In the world of human movement this is a topic that is often debated. In one camp you have the data scientist that will tell you clearly that some (not all) injuries can and should be able to be predicted. In the other camp you have real world operators (from a variety of professions) that simple say -- it's not possible yet, and everyone should stop even mentioning the idea because it is false. So, lets sort through this topic in more detail and examine how DARI would answer this question.
First, there are a lot of companies saying they can predict injuries, but all too often this is simply a reference of correlation not causation. You might have a number that is somehow connected, but this is not a clear predictor. Therefore, if that is the scientific claim the latter argument from the real world operators would stand true. It is not a good way to predict injuries.
Second, there are instances when a significant amount of good data is used to scientifically connect the dots and statistically predict injuries. Yes it has happened.
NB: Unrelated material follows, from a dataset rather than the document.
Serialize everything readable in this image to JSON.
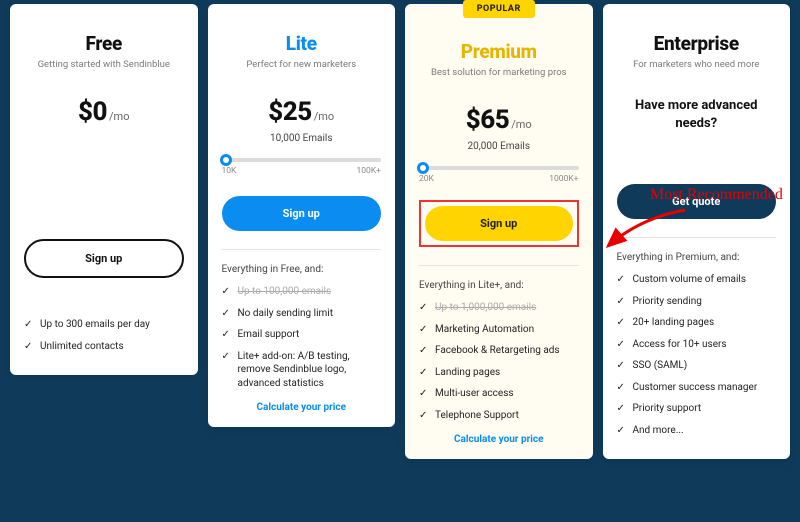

So, why doesn't it happen more often? The answer is found in what we are testing and what we consider enough of an accurate prediction. Let's explain...
If an injury can be predicted often times it applies to a very narrow use case. Like, female athletes that play basketball ages 15-18. Certain technical tools can be used to predict a unique injury or injuries. This does not mean it applies to all other people and different situations. Most of the time we want to apply it to a relative situation and get upset when it doesn't pan out. Next, we need to consider what is an accurate enough prediction to have the desired impact. For example, if a predictive test was able to reduce your populations injury rate by 5% would it be enough? 10%, 30%, 50%, 70%, 99% -- Where is the line? In some instances being "predictive" and reducing injuries by 25% can be enormously helpful. It all comes down to your false positives!
Regardless of the approach you take scientifically for "predictions" all that is being applied is a "probability". Can we identify some injuries easily -- yes. Do we miss some injuries as well -- yes. Does that make this not predictive?
For DARI, we know our data is the most complete biomechanical data set available. We have seen instances when good data is applied with good users and they can predict injuries for their population. It is possible. But, this isn't something any technology can do on its own. It's about process. Apply DARI in your environment and you will reduce your injury by flagging people who have a higher probability of getting hurt. Predict - Modify - Reduce.